**ASSIGNED TASK:** Could each entry be returned exactly as it appears?

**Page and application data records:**
-- -- --
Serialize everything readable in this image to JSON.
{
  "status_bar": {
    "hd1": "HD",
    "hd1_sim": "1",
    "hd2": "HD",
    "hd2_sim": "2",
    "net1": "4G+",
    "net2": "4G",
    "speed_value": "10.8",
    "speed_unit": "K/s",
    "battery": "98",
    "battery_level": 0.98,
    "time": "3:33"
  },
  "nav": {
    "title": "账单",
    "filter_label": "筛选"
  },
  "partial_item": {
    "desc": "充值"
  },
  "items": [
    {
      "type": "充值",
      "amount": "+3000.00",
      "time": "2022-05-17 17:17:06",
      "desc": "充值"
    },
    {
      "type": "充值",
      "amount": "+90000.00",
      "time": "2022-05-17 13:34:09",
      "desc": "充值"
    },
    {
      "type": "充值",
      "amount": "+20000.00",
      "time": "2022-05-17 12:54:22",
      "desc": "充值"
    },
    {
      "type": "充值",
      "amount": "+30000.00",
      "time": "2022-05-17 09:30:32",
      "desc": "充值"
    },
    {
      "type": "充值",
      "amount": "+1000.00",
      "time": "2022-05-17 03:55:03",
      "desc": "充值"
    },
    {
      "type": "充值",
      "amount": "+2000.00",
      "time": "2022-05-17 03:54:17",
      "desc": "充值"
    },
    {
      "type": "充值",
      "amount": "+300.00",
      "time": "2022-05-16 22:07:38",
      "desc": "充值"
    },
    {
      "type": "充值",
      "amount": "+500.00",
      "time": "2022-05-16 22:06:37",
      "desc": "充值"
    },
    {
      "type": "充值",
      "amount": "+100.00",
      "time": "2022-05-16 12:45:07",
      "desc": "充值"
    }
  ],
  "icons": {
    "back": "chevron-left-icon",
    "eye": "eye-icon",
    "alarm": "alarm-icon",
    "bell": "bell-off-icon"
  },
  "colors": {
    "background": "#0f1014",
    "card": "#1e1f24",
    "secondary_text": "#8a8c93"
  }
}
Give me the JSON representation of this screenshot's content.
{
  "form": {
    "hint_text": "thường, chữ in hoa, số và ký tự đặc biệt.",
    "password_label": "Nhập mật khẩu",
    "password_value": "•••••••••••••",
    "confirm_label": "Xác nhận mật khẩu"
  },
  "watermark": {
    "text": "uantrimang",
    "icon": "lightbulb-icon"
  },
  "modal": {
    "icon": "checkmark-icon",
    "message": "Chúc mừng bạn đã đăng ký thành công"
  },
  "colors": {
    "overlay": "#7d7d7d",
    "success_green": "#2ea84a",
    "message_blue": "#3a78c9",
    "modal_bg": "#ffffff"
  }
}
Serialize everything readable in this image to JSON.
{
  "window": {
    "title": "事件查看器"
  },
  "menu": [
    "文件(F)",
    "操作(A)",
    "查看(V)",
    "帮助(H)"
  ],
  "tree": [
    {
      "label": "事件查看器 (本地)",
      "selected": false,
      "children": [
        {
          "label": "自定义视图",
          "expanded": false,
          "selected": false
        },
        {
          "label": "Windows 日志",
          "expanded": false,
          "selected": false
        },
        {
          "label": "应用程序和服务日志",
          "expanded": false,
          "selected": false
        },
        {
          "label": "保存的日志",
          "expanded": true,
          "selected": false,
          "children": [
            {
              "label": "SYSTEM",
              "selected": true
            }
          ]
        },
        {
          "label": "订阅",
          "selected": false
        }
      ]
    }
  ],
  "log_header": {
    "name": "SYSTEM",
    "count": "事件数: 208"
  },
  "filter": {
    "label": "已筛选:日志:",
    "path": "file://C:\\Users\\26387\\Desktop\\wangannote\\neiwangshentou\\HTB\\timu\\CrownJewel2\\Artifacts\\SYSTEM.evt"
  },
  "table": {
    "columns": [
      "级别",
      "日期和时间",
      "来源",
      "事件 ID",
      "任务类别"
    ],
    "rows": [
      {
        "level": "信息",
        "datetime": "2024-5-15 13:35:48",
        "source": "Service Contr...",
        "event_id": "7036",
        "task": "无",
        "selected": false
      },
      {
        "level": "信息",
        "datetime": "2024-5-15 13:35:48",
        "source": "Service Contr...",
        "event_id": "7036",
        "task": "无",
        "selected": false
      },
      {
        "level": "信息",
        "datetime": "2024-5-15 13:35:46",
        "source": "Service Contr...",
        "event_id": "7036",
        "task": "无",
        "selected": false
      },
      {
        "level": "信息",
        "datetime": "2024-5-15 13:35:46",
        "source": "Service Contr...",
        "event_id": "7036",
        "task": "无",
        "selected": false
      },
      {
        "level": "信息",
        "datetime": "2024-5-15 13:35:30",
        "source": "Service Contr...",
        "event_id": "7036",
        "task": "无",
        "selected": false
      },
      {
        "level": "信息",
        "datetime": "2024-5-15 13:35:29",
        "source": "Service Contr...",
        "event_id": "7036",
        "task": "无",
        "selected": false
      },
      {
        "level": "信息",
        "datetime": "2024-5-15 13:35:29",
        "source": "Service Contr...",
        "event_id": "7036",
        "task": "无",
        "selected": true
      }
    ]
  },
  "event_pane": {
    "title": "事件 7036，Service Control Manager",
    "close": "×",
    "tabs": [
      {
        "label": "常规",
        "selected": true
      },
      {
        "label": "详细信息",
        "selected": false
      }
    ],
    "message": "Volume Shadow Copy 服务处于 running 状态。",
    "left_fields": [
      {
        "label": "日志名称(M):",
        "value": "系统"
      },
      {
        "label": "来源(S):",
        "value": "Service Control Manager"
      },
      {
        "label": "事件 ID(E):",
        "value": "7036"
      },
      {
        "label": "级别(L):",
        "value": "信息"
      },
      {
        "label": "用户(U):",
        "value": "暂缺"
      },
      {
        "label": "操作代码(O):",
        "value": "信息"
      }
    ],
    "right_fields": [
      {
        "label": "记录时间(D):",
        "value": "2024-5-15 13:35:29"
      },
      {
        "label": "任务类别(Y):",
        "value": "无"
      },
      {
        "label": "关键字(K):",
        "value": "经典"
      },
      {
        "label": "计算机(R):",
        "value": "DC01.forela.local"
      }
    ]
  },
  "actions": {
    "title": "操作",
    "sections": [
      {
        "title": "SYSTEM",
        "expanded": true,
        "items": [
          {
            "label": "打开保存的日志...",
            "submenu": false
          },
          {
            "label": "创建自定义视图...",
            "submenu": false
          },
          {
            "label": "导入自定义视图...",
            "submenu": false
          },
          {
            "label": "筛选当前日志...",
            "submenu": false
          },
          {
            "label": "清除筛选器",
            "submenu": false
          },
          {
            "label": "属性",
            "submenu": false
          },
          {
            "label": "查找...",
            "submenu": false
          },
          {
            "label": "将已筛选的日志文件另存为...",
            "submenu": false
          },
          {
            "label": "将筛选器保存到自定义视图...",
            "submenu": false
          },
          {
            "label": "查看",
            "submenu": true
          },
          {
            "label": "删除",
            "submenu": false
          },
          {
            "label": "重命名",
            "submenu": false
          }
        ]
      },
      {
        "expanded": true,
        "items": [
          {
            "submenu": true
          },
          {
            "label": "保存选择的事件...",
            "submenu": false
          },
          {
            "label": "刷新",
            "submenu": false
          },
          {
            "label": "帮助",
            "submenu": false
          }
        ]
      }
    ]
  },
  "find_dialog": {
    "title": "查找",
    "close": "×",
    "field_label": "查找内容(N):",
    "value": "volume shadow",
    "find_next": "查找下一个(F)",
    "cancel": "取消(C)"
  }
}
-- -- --
**RESULT OF THIS TASK:**
Serialize everything readable in this image to JSON.
{
  "status_bar": {
    "hd1": "HD",
    "hd1_sim": "1",
    "hd2": "HD",
    "hd2_sim": "2",
    "net1": "4G+",
    "net2": "4G",
    "speed_value": "10.8",
    "speed_unit": "K/s",
    "battery": "98",
    "battery_level": 0.98,
    "time": "3:33"
  },
  "nav": {
    "title": "账单",
    "filter_label": "筛选"
  },
  "partial_item": {
    "desc": "充值"
  },
  "items": [
    {
      "type": "充值",
      "amount": "+3000.00",
      "time": "2022-05-17 17:17:06",
      "desc": "充值"
    },
    {
      "type": "充值",
      "amount": "+90000.00",
      "time": "2022-05-17 13:34:09",
      "desc": "充值"
    },
    {
      "type": "充值",
      "amount": "+20000.00",
      "time": "2022-05-17 12:54:22",
      "desc": "充值"
    },
    {
      "type": "充值",
      "amount": "+30000.00",
      "time": "2022-05-17 09:30:32",
      "desc": "充值"
    },
    {
      "type": "充值",
      "amount": "+1000.00",
      "time": "2022-05-17 03:55:03",
      "desc": "充值"
    },
    {
      "type": "充值",
      "amount": "+2000.00",
      "time": "2022-05-17 03:54:17",
      "desc": "充值"
    },
    {
      "type": "充值",
      "amount": "+300.00",
      "time": "2022-05-16 22:07:38",
      "desc": "充值"
    },
    {
      "type": "充值",
      "amount": "+500.00",
      "time": "2022-05-16 22:06:37",
      "desc": "充值"
    },
    {
      "type": "充值",
      "amount": "+100.00",
      "time": "2022-05-16 12:45:07",
      "desc": "充值"
    }
  ],
  "icons": {
    "back": "chevron-left-icon",
    "eye": "eye-icon",
    "alarm": "alarm-icon",
    "bell": "bell-off-icon"
  },
  "colors": {
    "background": "#0f1014",
    "card": "#1e1f24",
    "secondary_text": "#8a8c93"
  }
}
Give me the JSON representation of this screenshot's content.
{
  "form": {
    "hint_text": "thường, chữ in hoa, số và ký tự đặc biệt.",
    "password_label": "Nhập mật khẩu",
    "password_value": "•••••••••••••",
    "confirm_label": "Xác nhận mật khẩu"
  },
  "watermark": {
    "text": "uantrimang",
    "icon": "lightbulb-icon"
  },
  "modal": {
    "icon": "checkmark-icon",
    "message": "Chúc mừng bạn đã đăng ký thành công"
  },
  "colors": {
    "overlay": "#7d7d7d",
    "success_green": "#2ea84a",
    "message_blue": "#3a78c9",
    "modal_bg": "#ffffff"
  }
}
Serialize everything readable in this image to JSON.
{
  "window": {
    "title": "事件查看器"
  },
  "menu": [
    "文件(F)",
    "操作(A)",
    "查看(V)",
    "帮助(H)"
  ],
  "tree": [
    {
      "label": "事件查看器 (本地)",
      "selected": false,
      "children": [
        {
          "label": "自定义视图",
          "expanded": false,
          "selected": false
        },
        {
          "label": "Windows 日志",
          "expanded": false,
          "selected": false
        },
        {
          "label": "应用程序和服务日志",
          "expanded": false,
          "selected": false
        },
        {
          "label": "保存的日志",
          "expanded": true,
          "selected": false,
          "children": [
            {
              "label": "SYSTEM",
              "selected": true
            }
          ]
        },
        {
          "label": "订阅",
          "selected": false
        }
      ]
    }
  ],
  "log_header": {
    "name": "SYSTEM",
    "count": "事件数: 208"
  },
  "filter": {
    "label": "已筛选:日志:",
    "path": "file://C:\\Users\\26387\\Desktop\\wangannote\\neiwangshentou\\HTB\\timu\\CrownJewel2\\Artifacts\\SYSTEM.evt"
  },
  "table": {
    "columns": [
      "级别",
      "日期和时间",
      "来源",
      "事件 ID",
      "任务类别"
    ],
    "rows": [
      {
        "level": "信息",
        "datetime": "2024-5-15 13:35:48",
        "source": "Service Contr...",
        "event_id": "7036",
        "task": "无",
        "selected": false
      },
      {
        "level": "信息",
        "datetime": "2024-5-15 13:35:48",
        "source": "Service Contr...",
        "event_id": "7036",
        "task": "无",
        "selected": false
      },
      {
        "level": "信息",
        "datetime": "2024-5-15 13:35:46",
        "source": "Service Contr...",
        "event_id": "7036",
        "task": "无",
        "selected": false
      },
      {
        "level": "信息",
        "datetime": "2024-5-15 13:35:46",
        "source": "Service Contr...",
        "event_id": "7036",
        "task": "无",
        "selected": false
      },
      {
        "level": "信息",
        "datetime": "2024-5-15 13:35:30",
        "source": "Service Contr...",
        "event_id": "7036",
        "task": "无",
        "selected": false
      },
      {
        "level": "信息",
        "datetime": "2024-5-15 13:35:29",
        "source": "Service Contr...",
        "event_id": "7036",
        "task": "无",
        "selected": false
      },
      {
        "level": "信息",
        "datetime": "2024-5-15 13:35:29",
        "source": "Service Contr...",
        "event_id": "7036",
        "task": "无",
        "selected": true
      }
    ]
  },
  "event_pane": {
    "title": "事件 7036，Service Control Manager",
    "close": "×",
    "tabs": [
      {
        "label": "常规",
        "selected": true
      },
      {
        "label": "详细信息",
        "selected": false
      }
    ],
    "message": "Volume Shadow Copy 服务处于 running 状态。",
    "left_fields": [
      {
        "label": "日志名称(M):",
        "value": "系统"
      },
      {
        "label": "来源(S):",
        "value": "Service Control Manager"
      },
      {
        "label": "事件 ID(E):",
        "value": "7036"
      },
      {
        "label": "级别(L):",
        "value": "信息"
      },
      {
        "label": "用户(U):",
        "value": "暂缺"
      },
      {
        "label": "操作代码(O):",
        "value": "信息"
      }
    ],
    "right_fields": [
      {
        "label": "记录时间(D):",
        "value": "2024-5-15 13:35:29"
      },
      {
        "label": "任务类别(Y):",
        "value": "无"
      },
      {
        "label": "关键字(K):",
        "value": "经典"
      },
      {
        "label": "计算机(R):",
        "value": "DC01.forela.local"
      }
    ]
  },
  "actions": {
    "title": "操作",
    "sections": [
      {
        "title": "SYSTEM",
        "expanded": true,
        "items": [
          {
            "label": "打开保存的日志...",
            "submenu": false
          },
          {
            "label": "创建自定义视图...",
            "submenu": false
          },
          {
            "label": "导入自定义视图...",
            "submenu": false
          },
          {
            "label": "筛选当前日志...",
            "submenu": false
          },
          {
            "label": "清除筛选器",
            "submenu": false
          },
          {
            "label": "属性",
            "submenu": false
          },
          {
            "label": "查找...",
            "submenu": false
          },
          {
            "label": "将已筛选的日志文件另存为...",
            "submenu": false
          },
          {
            "label": "将筛选器保存到自定义视图...",
            "submenu": false
          },
          {
            "label": "查看",
            "submenu": true
          },
          {
            "label": "删除",
            "submenu": false
          },
          {
            "label": "重命名",
            "submenu": false
          }
        ]
      },
      {
        "expanded": true,
        "items": [
          {
            "submenu": true
          },
          {
            "label": "保存选择的事件...",
            "submenu": false
          },
          {
            "label": "刷新",
            "submenu": false
          },
          {
            "label": "帮助",
            "submenu": false
          }
        ]
      }
    ]
  },
  "find_dialog": {
    "title": "查找",
    "close": "×",
    "field_label": "查找内容(N):",
    "value": "volume shadow",
    "find_next": "查找下一个(F)",
    "cancel": "取消(C)"
  }
}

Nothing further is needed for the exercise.